It is perhaps a cliché but teachers really do have the privilege of forming and shaping young minds and influencing them before they become jaded or damaged by ‘real’ life. Indeed, we can help young people develop a resilience and immunity during their school years which can set them up for ever. This book reminded me of this and that is why I thoroughly recommend it.
Further reading: England: Poems from a School (2018) edited by Kate Clanchy

My second recommended read is equally remarkable. Tara Westover’s account of her childhood and determination to become ‘educated’ is an admirable story of grit, determination and emancipation which has been a bestseller in the US (Educated, 2018). Now a writer and Cambridge-educated historian Westover describes the steps she took to access the schooling most of us in the developed world take for granted. Supposedly ‘home-educated’, but in reality uneducated she sacrificed friends, family and all she had ever known to teach herself through the high school ACT examinations and eventually attend university. Westover struggled to adapt to this alien environment at first but was soon overwhelmed and enthralled by the new world she had access to and the different vision of life it offered. Evidently a gifted academic, Westover persisted in her reading and learning to plug large gaps in her general knowledge, re-write her view of society and eventually graduate with honours. Although she struggled to function socially in a context devoid of the repressive rules and norms with which she was familiar Westover nevertheless excelled academically, earning prestigious scholarships and entry to the world’s top universities. Her doctorate awarded in 2014 is the ultimate symbol of her freedom from her past albeit tinged with sadness because of what it cost her to get there.

From the opening pages Westover plunges into the harsh and often violent world that is her family home and scrap metal business where she grew up with six siblings. The strong Mormon community which eschewed modern medicine as well as school and government, is presented ruthlessly, although her love for the landscape and its seasonal changes shines through. The physical suffering of Tara and her brothers in a family where modern medicine is perceived as a curse is particularly lucid and certain incidents such as her father’s accident in the scrap yard made me feel positively squeamish.
This book could be seen as a kind of therapy; Westover remembers her past and questions events in her childhood, how they were dealt with and challenges her own memories, sometimes re-defining them in the light of the present day. Westover’s father’s irrational and unpredictable mood swings are understood in retrospect as the symptoms of mental illness but no excuses are offered to justify the behaviour of other members of the family, such as the abusive older brother Shawn.
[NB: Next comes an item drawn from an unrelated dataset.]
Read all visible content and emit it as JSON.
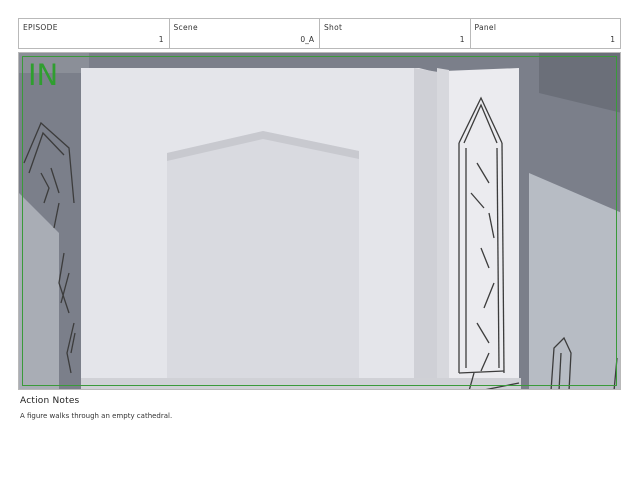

Her relationship with her mother – a herbalist and homeopath – is more ambiguous as Westover seeks her acceptance, redemption and understanding which is never fully granted. Her mother’s subservience and loyalty to her father and brother in the face of evidence of their cruelty are a source of frustration and confusion to the author.

This story is about the power of education to provide stability and sanity in a twisted world. It also celebrates the strength of a young woman to facing up to the violence and restrictions imposed by men in a dysfunctional family. For Westover ‘Educated’ is synonymous with ‘Emancipated’ and I read this book feeling grateful for the ease with which I was able to pursue my own education.

Julie Summers